How to pass along crucial business knowledge from one head to many is one of a manager’s greatest challenges. How do you distill years of experience into useful lessons, and how do you make those lessons stick?
In Deep Smarts: How to cultivate and transfer enduring business wisdom, Dorothy Leonard and Walter Swap present the four ascending levels at which you can help your staff learn what they need to know:
- Tell ’em what to do: The simplest type of coaching is the lecture, telling people exactly how to proceed. You might explain how to meet a sales target by buiding a sales funnel: “If your sales target is $5 million this year and you already have $2 million, you need $10 million worth of opportunity in the pipeline. Once you reach 90% of that, go to a new projection of $10 million to $30 million.” This method at least introduces the protÃ©gÃ©s to the concept of a sales funnel and starts them thinking about how one works. But they’ll only truly learn how to create one by doing it themselves.
- Offer rules of thumb: People are what psychologists call cognitive misers: we simplify a complex world by taking mental shortcuts. That’s why experts often rely on rules of thumb: shorthand statements stripped of context that summarize a great many patterns into a simple, memorable and (usually) reliable rule. Sometimes these are as pithy as advising chess players to “control the centre of the board.” Other times they’re presented in a less explicit form that still offers hard-earned wisdom. One coach told a manager who had suggested that “adding resources” was the best way to find more customers that “I’m always nervous when the solution to a problem starts with the word hire.”
- The moral of the story is¦: You can go a long way with a good anecdote. People are more likely to remember and heed a lesson drawn from a vivid story than if it’s presented in isolation. When a new executive at a company suggested putting some of the firm’s free cash into a high-yield, high-risk investment, his coach recalled a CFO he knew who had wanted to do the same thing at his firm. Fortunately, said the coach, a senior board member told him, “No one will remember the extra 1.5% you made. But they will remember your losing $10 million.”
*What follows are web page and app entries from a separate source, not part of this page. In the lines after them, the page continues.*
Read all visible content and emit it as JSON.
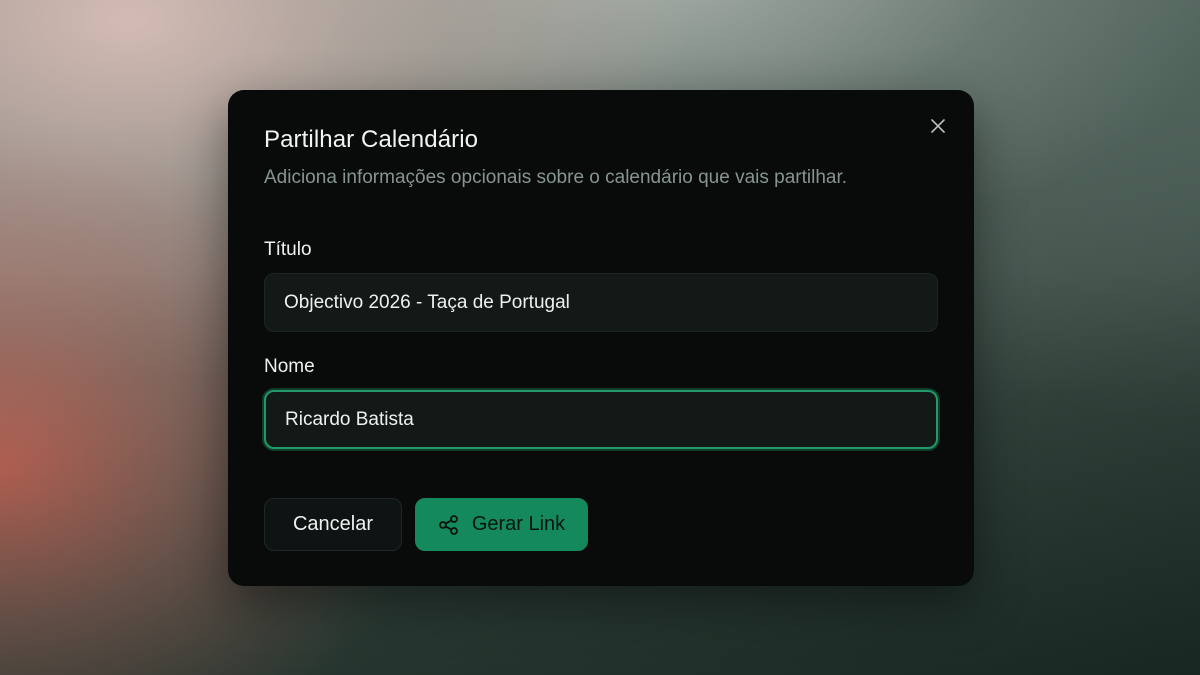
{
  "dialog": {
    "title": "Partilhar Calendário",
    "description": "Adiciona informações opcionais sobre o calendário que vais partilhar.",
    "close_icon": "close-icon"
  },
  "form": {
    "title_label": "Título",
    "title_value": "Objectivo 2026 - Taça de Portugal",
    "name_label": "Nome",
    "name_value": "Ricardo Batista",
    "name_focused": true
  },
  "actions": {
    "cancel_label": "Cancelar",
    "generate_label": "Gerar Link",
    "generate_icon": "share-icon"
  },
  "colors": {
    "dialog_bg": "#080b0a",
    "accent": "#14895c",
    "focus_ring": "#1f9a68",
    "muted_text": "#879590"
  }
}
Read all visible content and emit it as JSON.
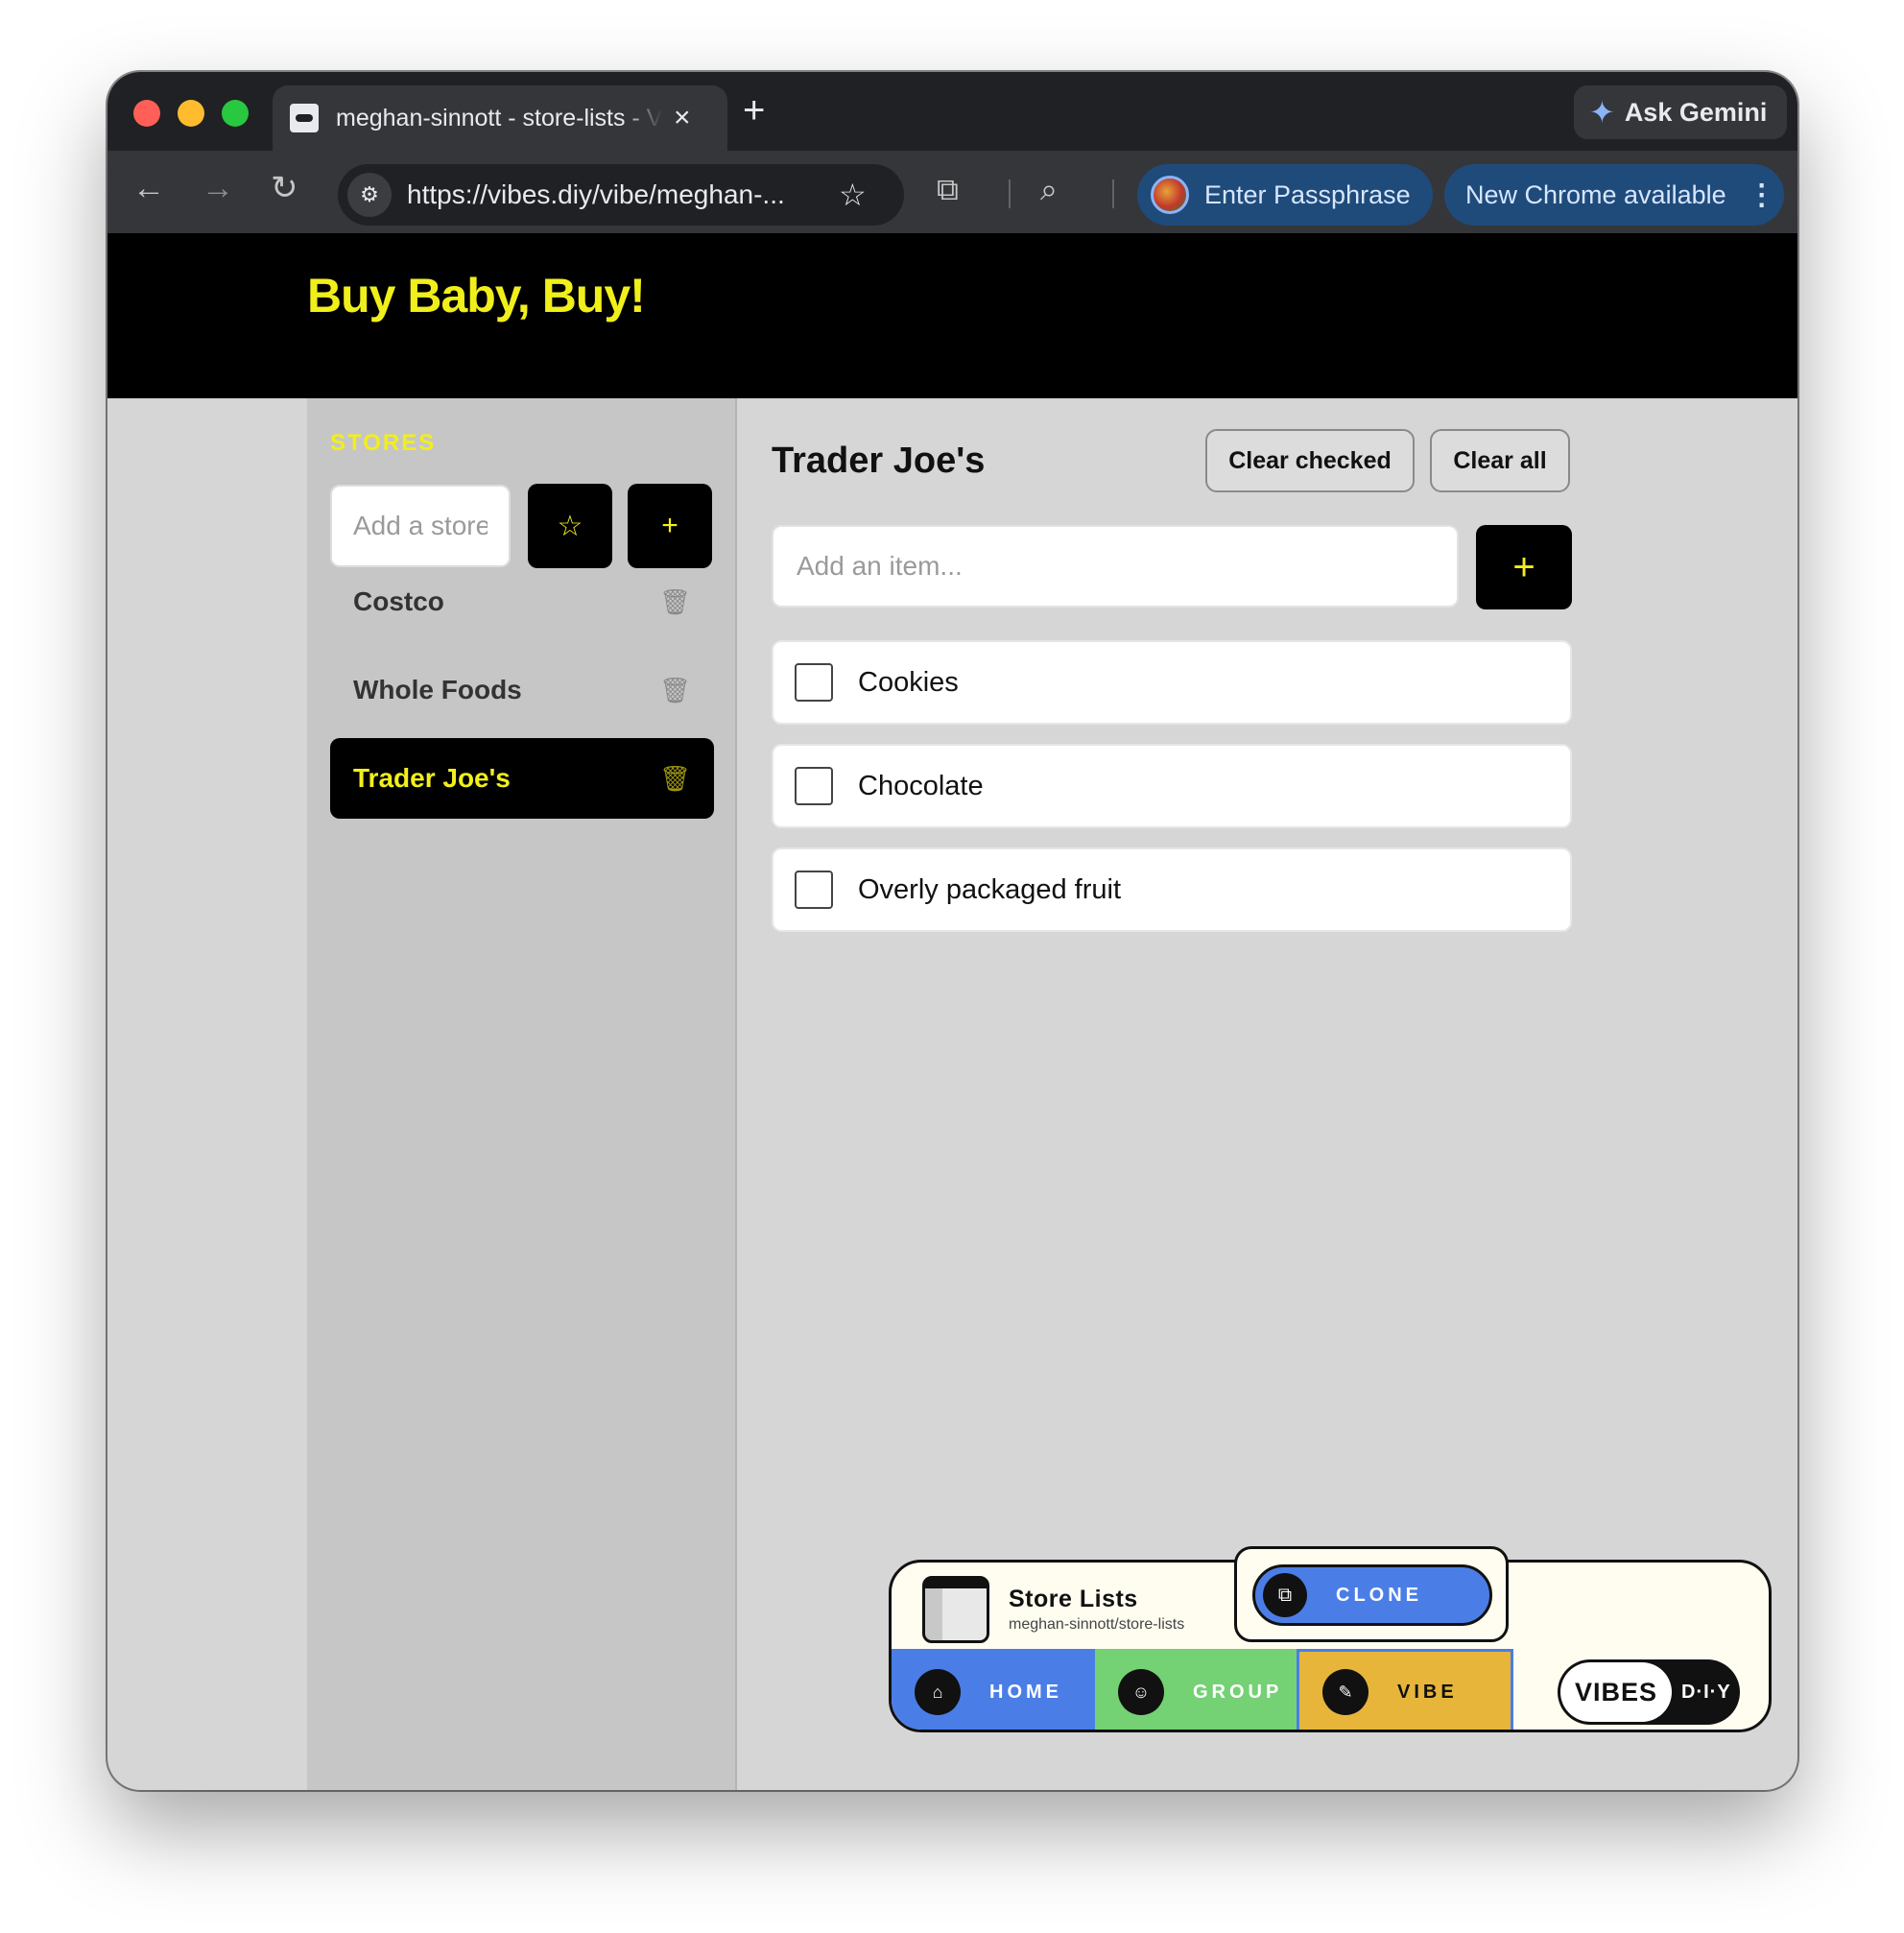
{
  "browser": {
    "tab_title": "meghan-sinnott - store-lists - Vibes DIY",
    "tab_close": "×",
    "new_tab": "+",
    "gemini_label": "Ask Gemini",
    "url": "https://vibes.diy/vibe/meghan-...",
    "passphrase_label": "Enter Passphrase",
    "update_label": "New Chrome available"
  },
  "app": {
    "title": "Buy Baby, Buy!",
    "stores_heading": "STORES",
    "store_input_placeholder": "Add a store...",
    "star_button": "☆",
    "add_store_button": "+",
    "stores": [
      {
        "name": "Costco",
        "active": false
      },
      {
        "name": "Whole Foods",
        "active": false
      },
      {
        "name": "Trader Joe's",
        "active": true
      }
    ],
    "list": {
      "title": "Trader Joe's",
      "clear_checked": "Clear checked",
      "clear_all": "Clear all",
      "item_placeholder": "Add an item...",
      "add_item_button": "+",
      "items": [
        {
          "label": "Cookies",
          "checked": false
        },
        {
          "label": "Chocolate",
          "checked": false
        },
        {
          "label": "Overly packaged fruit",
          "checked": false
        }
      ]
    }
  },
  "vibes_widget": {
    "app_name": "Store Lists",
    "app_path": "meghan-sinnott/store-lists",
    "clone_label": "CLONE",
    "nav": {
      "home": "HOME",
      "group": "GROUP",
      "vibe": "VIBE"
    },
    "logo_left": "VIBES",
    "logo_right": "D·I·Y"
  },
  "colors": {
    "accent_yellow": "#f1ef1a",
    "home_blue": "#4a7ee6",
    "group_green": "#74d174",
    "vibe_gold": "#e6b53a"
  }
}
- Be like Socrates: Nearly 2,500 years ago, the Greek philosopher realized that his students would learn far more if he nudged them to come up with the answers themselves rather than simply telling them what they needed to know. Socratic questioning forced his students to clarify vague wording and thinking, as well as to challenge their own assumptions. One coach asks entrepreneurs to explain their company’s purpose in a one-line pitch, then asks a series of questions to force them to refine that pitch. These include “What can you offer a potential customer that will make them write a cheque to you rather than another company?” This can be a humbling experience for the entrepreneur, but there’s no missing the learning that takes place.
© 2005 Rogers Media Inc